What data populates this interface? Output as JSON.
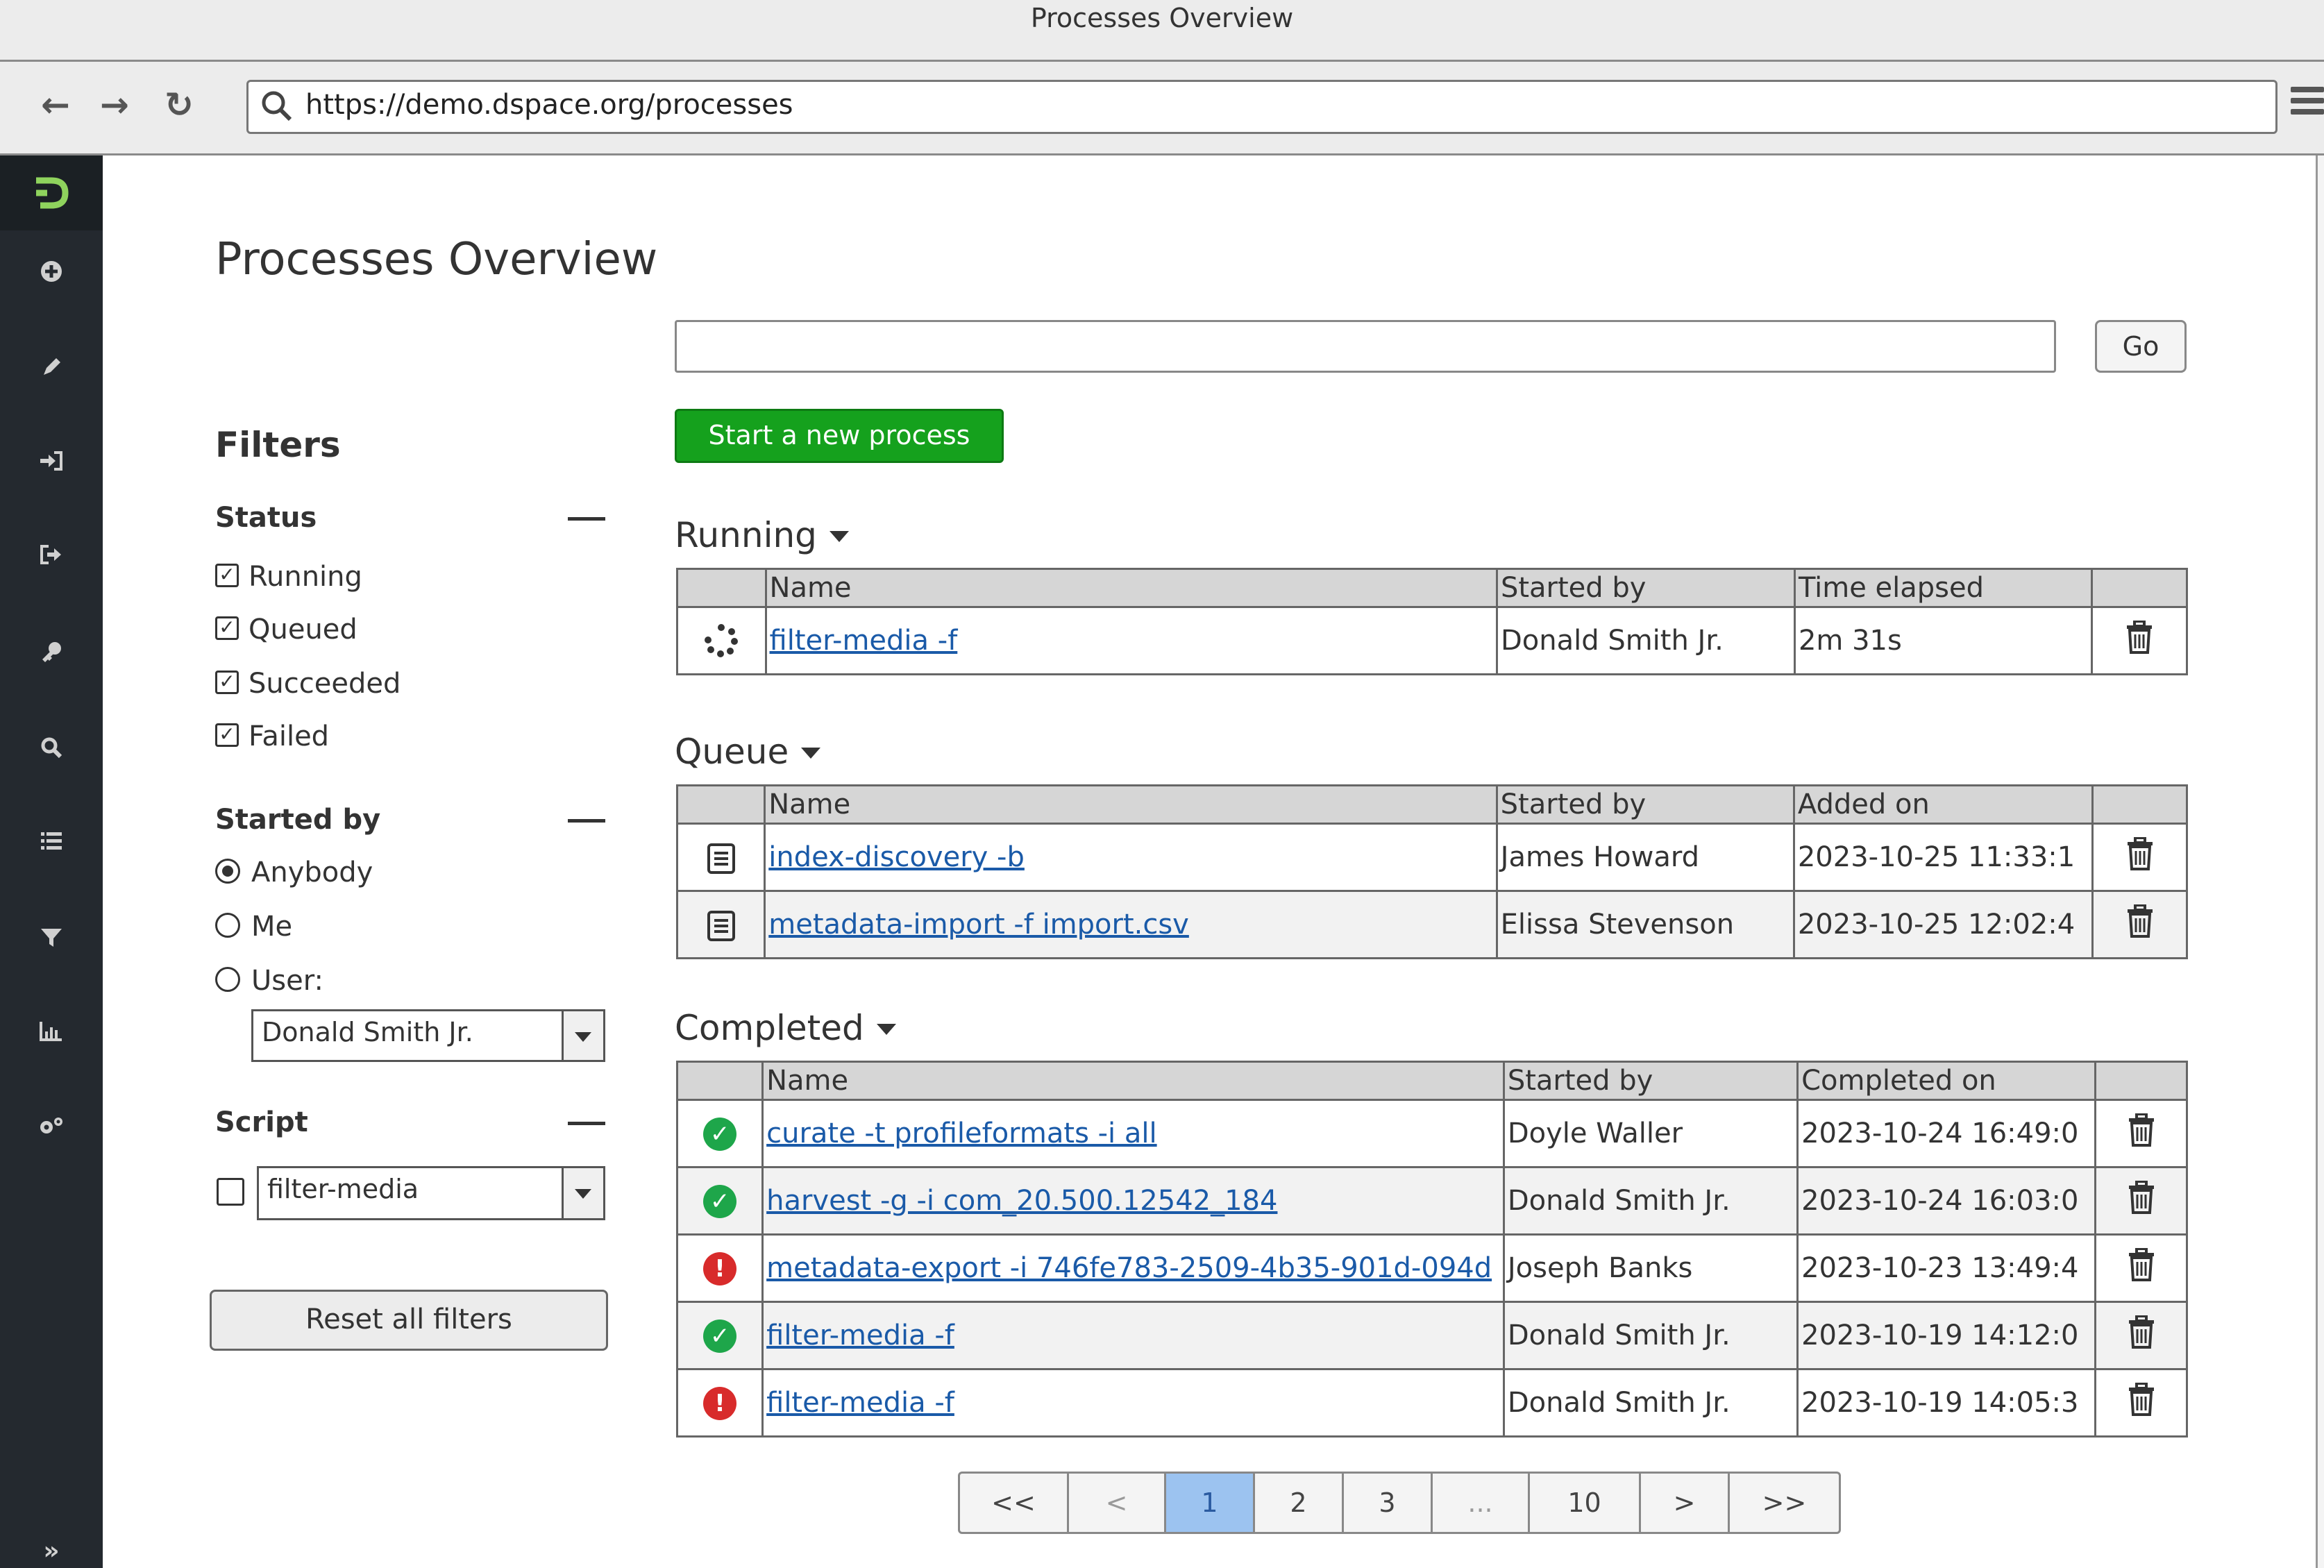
{
  "browser": {
    "window_title": "Processes Overview",
    "url": "https://demo.dspace.org/processes",
    "icons": [
      "back-arrow-icon",
      "forward-arrow-icon",
      "reload-icon",
      "search-icon",
      "hamburger-menu-icon"
    ]
  },
  "sidebar": {
    "logo": "Đ",
    "icons": [
      "add-icon",
      "pencil-icon",
      "login-icon",
      "logout-icon",
      "key-icon",
      "search-icon",
      "list-icon",
      "filter-icon",
      "chart-icon",
      "gears-icon"
    ],
    "expand": "»"
  },
  "page": {
    "title": "Processes Overview"
  },
  "search": {
    "placeholder": "",
    "go_label": "Go"
  },
  "actions": {
    "new_process": "Start a new process"
  },
  "filters": {
    "heading": "Filters",
    "status": {
      "title": "Status",
      "options": [
        "Running",
        "Queued",
        "Succeeded",
        "Failed"
      ],
      "checked": [
        true,
        true,
        true,
        true
      ]
    },
    "started_by": {
      "title": "Started by",
      "options": [
        "Anybody",
        "Me",
        "User:"
      ],
      "selected": "Anybody",
      "user_value": "Donald Smith Jr."
    },
    "script": {
      "title": "Script",
      "value": "filter-media",
      "checked": false
    },
    "reset_label": "Reset all filters"
  },
  "running": {
    "title": "Running",
    "columns": [
      "Name",
      "Started by",
      "Time elapsed"
    ],
    "rows": [
      {
        "name": "filter-media -f",
        "by": "Donald Smith Jr.",
        "time": "2m 31s",
        "icon": "spinner-icon"
      }
    ]
  },
  "queue": {
    "title": "Queue",
    "columns": [
      "Name",
      "Started by",
      "Added on"
    ],
    "rows": [
      {
        "name": "index-discovery -b",
        "by": "James Howard",
        "time": "2023-10-25 11:33:1",
        "icon": "queued-icon"
      },
      {
        "name": "metadata-import -f import.csv",
        "by": "Elissa Stevenson",
        "time": "2023-10-25 12:02:4",
        "icon": "queued-icon"
      }
    ]
  },
  "completed": {
    "title": "Completed",
    "columns": [
      "Name",
      "Started by",
      "Completed on"
    ],
    "rows": [
      {
        "name": "curate -t profileformats -i all",
        "by": "Doyle Waller",
        "time": "2023-10-24 16:49:0",
        "status": "success"
      },
      {
        "name": "harvest -g -i com_20.500.12542_184",
        "by": "Donald Smith Jr.",
        "time": "2023-10-24 16:03:0",
        "status": "success"
      },
      {
        "name": "metadata-export -i 746fe783-2509-4b35-901d-094d",
        "by": "Joseph Banks",
        "time": "2023-10-23 13:49:4",
        "status": "failed"
      },
      {
        "name": "filter-media -f",
        "by": "Donald Smith Jr.",
        "time": "2023-10-19 14:12:0",
        "status": "success"
      },
      {
        "name": "filter-media -f",
        "by": "Donald Smith Jr.",
        "time": "2023-10-19 14:05:3",
        "status": "failed"
      }
    ]
  },
  "pagination": {
    "items": [
      "<<",
      "<",
      "1",
      "2",
      "3",
      "...",
      "10",
      ">",
      ">>"
    ],
    "active": "1"
  },
  "colors": {
    "primary_button": "#15a11d",
    "success": "#1ea64a",
    "failure": "#d82b2b",
    "link": "#1a5aa8",
    "active_page": "#9cc3f0"
  }
}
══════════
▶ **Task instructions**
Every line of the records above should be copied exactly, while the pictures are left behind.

▶ **Exercise solution**
What data populates this interface? Output as JSON.
{
  "browser": {
    "window_title": "Processes Overview",
    "url": "https://demo.dspace.org/processes",
    "icons": [
      "back-arrow-icon",
      "forward-arrow-icon",
      "reload-icon",
      "search-icon",
      "hamburger-menu-icon"
    ]
  },
  "sidebar": {
    "logo": "Đ",
    "icons": [
      "add-icon",
      "pencil-icon",
      "login-icon",
      "logout-icon",
      "key-icon",
      "search-icon",
      "list-icon",
      "filter-icon",
      "chart-icon",
      "gears-icon"
    ],
    "expand": "»"
  },
  "page": {
    "title": "Processes Overview"
  },
  "search": {
    "placeholder": "",
    "go_label": "Go"
  },
  "actions": {
    "new_process": "Start a new process"
  },
  "filters": {
    "heading": "Filters",
    "status": {
      "title": "Status",
      "options": [
        "Running",
        "Queued",
        "Succeeded",
        "Failed"
      ],
      "checked": [
        true,
        true,
        true,
        true
      ]
    },
    "started_by": {
      "title": "Started by",
      "options": [
        "Anybody",
        "Me",
        "User:"
      ],
      "selected": "Anybody",
      "user_value": "Donald Smith Jr."
    },
    "script": {
      "title": "Script",
      "value": "filter-media",
      "checked": false
    },
    "reset_label": "Reset all filters"
  },
  "running": {
    "title": "Running",
    "columns": [
      "Name",
      "Started by",
      "Time elapsed"
    ],
    "rows": [
      {
        "name": "filter-media -f",
        "by": "Donald Smith Jr.",
        "time": "2m 31s",
        "icon": "spinner-icon"
      }
    ]
  },
  "queue": {
    "title": "Queue",
    "columns": [
      "Name",
      "Started by",
      "Added on"
    ],
    "rows": [
      {
        "name": "index-discovery -b",
        "by": "James Howard",
        "time": "2023-10-25 11:33:1",
        "icon": "queued-icon"
      },
      {
        "name": "metadata-import -f import.csv",
        "by": "Elissa Stevenson",
        "time": "2023-10-25 12:02:4",
        "icon": "queued-icon"
      }
    ]
  },
  "completed": {
    "title": "Completed",
    "columns": [
      "Name",
      "Started by",
      "Completed on"
    ],
    "rows": [
      {
        "name": "curate -t profileformats -i all",
        "by": "Doyle Waller",
        "time": "2023-10-24 16:49:0",
        "status": "success"
      },
      {
        "name": "harvest -g -i com_20.500.12542_184",
        "by": "Donald Smith Jr.",
        "time": "2023-10-24 16:03:0",
        "status": "success"
      },
      {
        "name": "metadata-export -i 746fe783-2509-4b35-901d-094d",
        "by": "Joseph Banks",
        "time": "2023-10-23 13:49:4",
        "status": "failed"
      },
      {
        "name": "filter-media -f",
        "by": "Donald Smith Jr.",
        "time": "2023-10-19 14:12:0",
        "status": "success"
      },
      {
        "name": "filter-media -f",
        "by": "Donald Smith Jr.",
        "time": "2023-10-19 14:05:3",
        "status": "failed"
      }
    ]
  },
  "pagination": {
    "items": [
      "<<",
      "<",
      "1",
      "2",
      "3",
      "...",
      "10",
      ">",
      ">>"
    ],
    "active": "1"
  },
  "colors": {
    "primary_button": "#15a11d",
    "success": "#1ea64a",
    "failure": "#d82b2b",
    "link": "#1a5aa8",
    "active_page": "#9cc3f0"
  }
}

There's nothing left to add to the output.